About this exercise — Write the listing out again word for word. Pictures do not belong in the copy.

========

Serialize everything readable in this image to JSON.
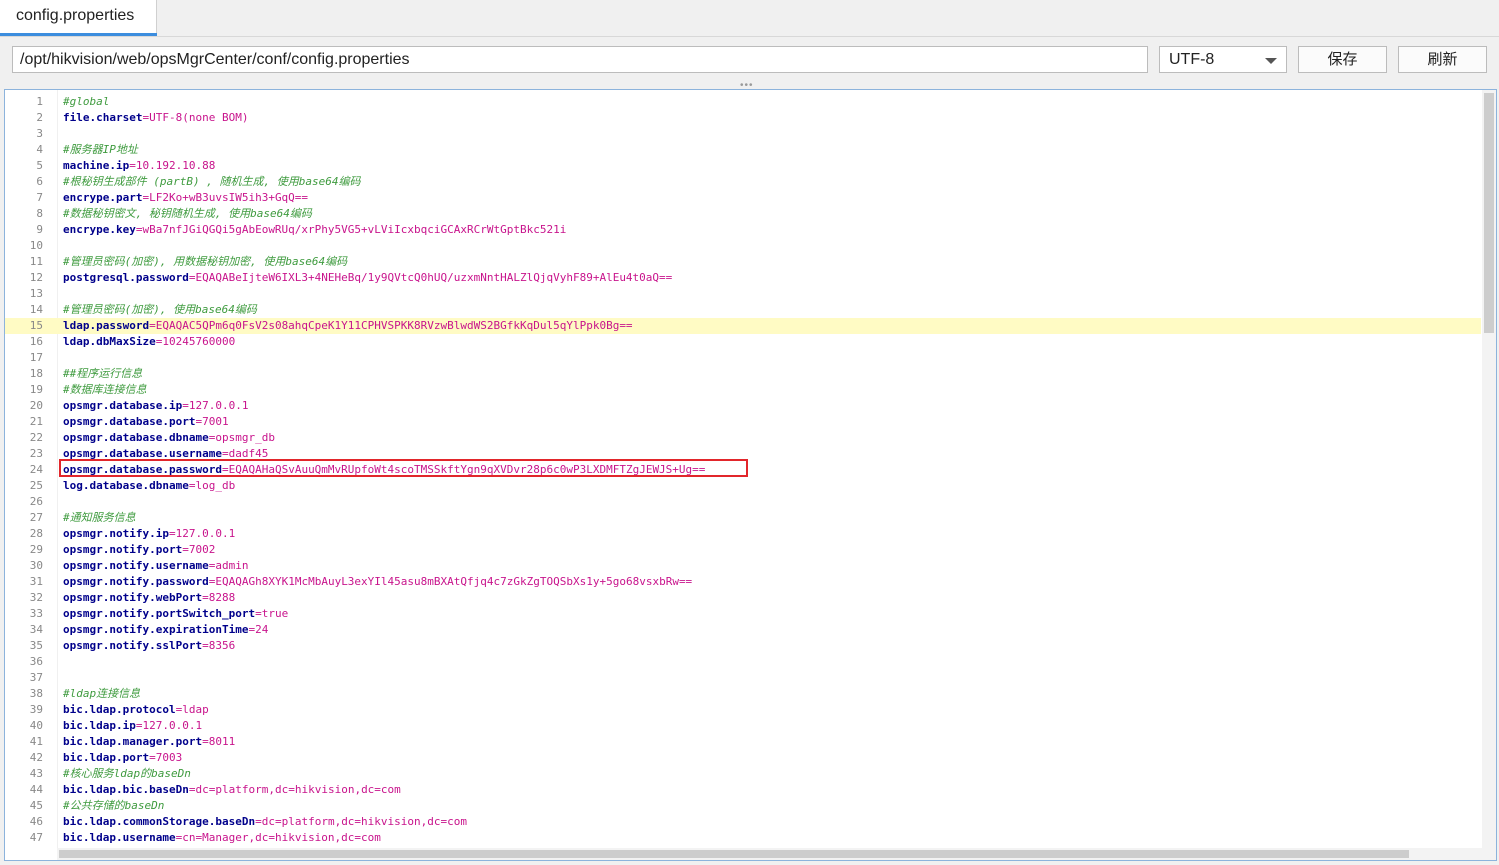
{
  "tab": {
    "title": "config.properties"
  },
  "toolbar": {
    "path": "/opt/hikvision/web/opsMgrCenter/conf/config.properties",
    "encoding": "UTF-8",
    "save_label": "保存",
    "refresh_label": "刷新"
  },
  "editor": {
    "highlighted_line": 15,
    "boxed_line": 24,
    "lines": [
      {
        "n": "1",
        "c": "#global"
      },
      {
        "n": "2",
        "k": "file.charset",
        "v": "UTF-8(none BOM)"
      },
      {
        "n": "3"
      },
      {
        "n": "4",
        "c": "#服务器IP地址"
      },
      {
        "n": "5",
        "k": "machine.ip",
        "v": "10.192.10.88"
      },
      {
        "n": "6",
        "c": "#根秘钥生成部件 (partB) , 随机生成, 使用base64编码"
      },
      {
        "n": "7",
        "k": "encrype.part",
        "v": "LF2Ko+wB3uvsIW5ih3+GqQ=="
      },
      {
        "n": "8",
        "c": "#数据秘钥密文, 秘钥随机生成, 使用base64编码"
      },
      {
        "n": "9",
        "k": "encrype.key",
        "v": "wBa7nfJGiQGQi5gAbEowRUq/xrPhy5VG5+vLViIcxbqciGCAxRCrWtGptBkc521i"
      },
      {
        "n": "10"
      },
      {
        "n": "11",
        "c": "#管理员密码(加密), 用数据秘钥加密, 使用base64编码"
      },
      {
        "n": "12",
        "k": "postgresql.password",
        "v": "EQAQABeIjteW6IXL3+4NEHeBq/1y9QVtcQ0hUQ/uzxmNntHALZlQjqVyhF89+AlEu4t0aQ=="
      },
      {
        "n": "13"
      },
      {
        "n": "14",
        "c": "#管理员密码(加密), 使用base64编码"
      },
      {
        "n": "15",
        "k": "ldap.password",
        "v": "EQAQAC5QPm6q0FsV2s08ahqCpeK1Y11CPHVSPKK8RVzwBlwdWS2BGfkKqDul5qYlPpk0Bg=="
      },
      {
        "n": "16",
        "k": "ldap.dbMaxSize",
        "v": "10245760000"
      },
      {
        "n": "17"
      },
      {
        "n": "18",
        "c": "##程序运行信息"
      },
      {
        "n": "19",
        "c": "#数据库连接信息"
      },
      {
        "n": "20",
        "k": "opsmgr.database.ip",
        "v": "127.0.0.1"
      },
      {
        "n": "21",
        "k": "opsmgr.database.port",
        "v": "7001"
      },
      {
        "n": "22",
        "k": "opsmgr.database.dbname",
        "v": "opsmgr_db"
      },
      {
        "n": "23",
        "k": "opsmgr.database.username",
        "v": "dadf45"
      },
      {
        "n": "24",
        "k": "opsmgr.database.password",
        "v": "EQAQAHaQSvAuuQmMvRUpfoWt4scoTMSSkftYgn9qXVDvr28p6c0wP3LXDMFTZgJEWJS+Ug=="
      },
      {
        "n": "25",
        "k": "log.database.dbname",
        "v": "log_db"
      },
      {
        "n": "26"
      },
      {
        "n": "27",
        "c": "#通知服务信息"
      },
      {
        "n": "28",
        "k": "opsmgr.notify.ip",
        "v": "127.0.0.1"
      },
      {
        "n": "29",
        "k": "opsmgr.notify.port",
        "v": "7002"
      },
      {
        "n": "30",
        "k": "opsmgr.notify.username",
        "v": "admin"
      },
      {
        "n": "31",
        "k": "opsmgr.notify.password",
        "v": "EQAQAGh8XYK1McMbAuyL3exYIl45asu8mBXAtQfjq4c7zGkZgTOQSbXs1y+5go68vsxbRw=="
      },
      {
        "n": "32",
        "k": "opsmgr.notify.webPort",
        "v": "8288"
      },
      {
        "n": "33",
        "k": "opsmgr.notify.portSwitch_port",
        "v": "true"
      },
      {
        "n": "34",
        "k": "opsmgr.notify.expirationTime",
        "v": "24"
      },
      {
        "n": "35",
        "k": "opsmgr.notify.sslPort",
        "v": "8356"
      },
      {
        "n": "36"
      },
      {
        "n": "37"
      },
      {
        "n": "38",
        "c": "#ldap连接信息"
      },
      {
        "n": "39",
        "k": "bic.ldap.protocol",
        "v": "ldap"
      },
      {
        "n": "40",
        "k": "bic.ldap.ip",
        "v": "127.0.0.1"
      },
      {
        "n": "41",
        "k": "bic.ldap.manager.port",
        "v": "8011"
      },
      {
        "n": "42",
        "k": "bic.ldap.port",
        "v": "7003"
      },
      {
        "n": "43",
        "c": "#核心服务ldap的baseDn"
      },
      {
        "n": "44",
        "k": "bic.ldap.bic.baseDn",
        "v": "dc=platform,dc=hikvision,dc=com"
      },
      {
        "n": "45",
        "c": "#公共存储的baseDn"
      },
      {
        "n": "46",
        "k": "bic.ldap.commonStorage.baseDn",
        "v": "dc=platform,dc=hikvision,dc=com"
      },
      {
        "n": "47",
        "k": "bic.ldap.username",
        "v": "cn=Manager,dc=hikvision,dc=com"
      }
    ]
  }
}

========

Result of the exercise —
Serialize everything readable in this image to JSON.
{
  "tab": {
    "title": "config.properties"
  },
  "toolbar": {
    "path": "/opt/hikvision/web/opsMgrCenter/conf/config.properties",
    "encoding": "UTF-8",
    "save_label": "保存",
    "refresh_label": "刷新"
  },
  "editor": {
    "highlighted_line": 15,
    "boxed_line": 24,
    "lines": [
      {
        "n": "1",
        "c": "#global"
      },
      {
        "n": "2",
        "k": "file.charset",
        "v": "UTF-8(none BOM)"
      },
      {
        "n": "3"
      },
      {
        "n": "4",
        "c": "#服务器IP地址"
      },
      {
        "n": "5",
        "k": "machine.ip",
        "v": "10.192.10.88"
      },
      {
        "n": "6",
        "c": "#根秘钥生成部件 (partB) , 随机生成, 使用base64编码"
      },
      {
        "n": "7",
        "k": "encrype.part",
        "v": "LF2Ko+wB3uvsIW5ih3+GqQ=="
      },
      {
        "n": "8",
        "c": "#数据秘钥密文, 秘钥随机生成, 使用base64编码"
      },
      {
        "n": "9",
        "k": "encrype.key",
        "v": "wBa7nfJGiQGQi5gAbEowRUq/xrPhy5VG5+vLViIcxbqciGCAxRCrWtGptBkc521i"
      },
      {
        "n": "10"
      },
      {
        "n": "11",
        "c": "#管理员密码(加密), 用数据秘钥加密, 使用base64编码"
      },
      {
        "n": "12",
        "k": "postgresql.password",
        "v": "EQAQABeIjteW6IXL3+4NEHeBq/1y9QVtcQ0hUQ/uzxmNntHALZlQjqVyhF89+AlEu4t0aQ=="
      },
      {
        "n": "13"
      },
      {
        "n": "14",
        "c": "#管理员密码(加密), 使用base64编码"
      },
      {
        "n": "15",
        "k": "ldap.password",
        "v": "EQAQAC5QPm6q0FsV2s08ahqCpeK1Y11CPHVSPKK8RVzwBlwdWS2BGfkKqDul5qYlPpk0Bg=="
      },
      {
        "n": "16",
        "k": "ldap.dbMaxSize",
        "v": "10245760000"
      },
      {
        "n": "17"
      },
      {
        "n": "18",
        "c": "##程序运行信息"
      },
      {
        "n": "19",
        "c": "#数据库连接信息"
      },
      {
        "n": "20",
        "k": "opsmgr.database.ip",
        "v": "127.0.0.1"
      },
      {
        "n": "21",
        "k": "opsmgr.database.port",
        "v": "7001"
      },
      {
        "n": "22",
        "k": "opsmgr.database.dbname",
        "v": "opsmgr_db"
      },
      {
        "n": "23",
        "k": "opsmgr.database.username",
        "v": "dadf45"
      },
      {
        "n": "24",
        "k": "opsmgr.database.password",
        "v": "EQAQAHaQSvAuuQmMvRUpfoWt4scoTMSSkftYgn9qXVDvr28p6c0wP3LXDMFTZgJEWJS+Ug=="
      },
      {
        "n": "25",
        "k": "log.database.dbname",
        "v": "log_db"
      },
      {
        "n": "26"
      },
      {
        "n": "27",
        "c": "#通知服务信息"
      },
      {
        "n": "28",
        "k": "opsmgr.notify.ip",
        "v": "127.0.0.1"
      },
      {
        "n": "29",
        "k": "opsmgr.notify.port",
        "v": "7002"
      },
      {
        "n": "30",
        "k": "opsmgr.notify.username",
        "v": "admin"
      },
      {
        "n": "31",
        "k": "opsmgr.notify.password",
        "v": "EQAQAGh8XYK1McMbAuyL3exYIl45asu8mBXAtQfjq4c7zGkZgTOQSbXs1y+5go68vsxbRw=="
      },
      {
        "n": "32",
        "k": "opsmgr.notify.webPort",
        "v": "8288"
      },
      {
        "n": "33",
        "k": "opsmgr.notify.portSwitch_port",
        "v": "true"
      },
      {
        "n": "34",
        "k": "opsmgr.notify.expirationTime",
        "v": "24"
      },
      {
        "n": "35",
        "k": "opsmgr.notify.sslPort",
        "v": "8356"
      },
      {
        "n": "36"
      },
      {
        "n": "37"
      },
      {
        "n": "38",
        "c": "#ldap连接信息"
      },
      {
        "n": "39",
        "k": "bic.ldap.protocol",
        "v": "ldap"
      },
      {
        "n": "40",
        "k": "bic.ldap.ip",
        "v": "127.0.0.1"
      },
      {
        "n": "41",
        "k": "bic.ldap.manager.port",
        "v": "8011"
      },
      {
        "n": "42",
        "k": "bic.ldap.port",
        "v": "7003"
      },
      {
        "n": "43",
        "c": "#核心服务ldap的baseDn"
      },
      {
        "n": "44",
        "k": "bic.ldap.bic.baseDn",
        "v": "dc=platform,dc=hikvision,dc=com"
      },
      {
        "n": "45",
        "c": "#公共存储的baseDn"
      },
      {
        "n": "46",
        "k": "bic.ldap.commonStorage.baseDn",
        "v": "dc=platform,dc=hikvision,dc=com"
      },
      {
        "n": "47",
        "k": "bic.ldap.username",
        "v": "cn=Manager,dc=hikvision,dc=com"
      }
    ]
  }
}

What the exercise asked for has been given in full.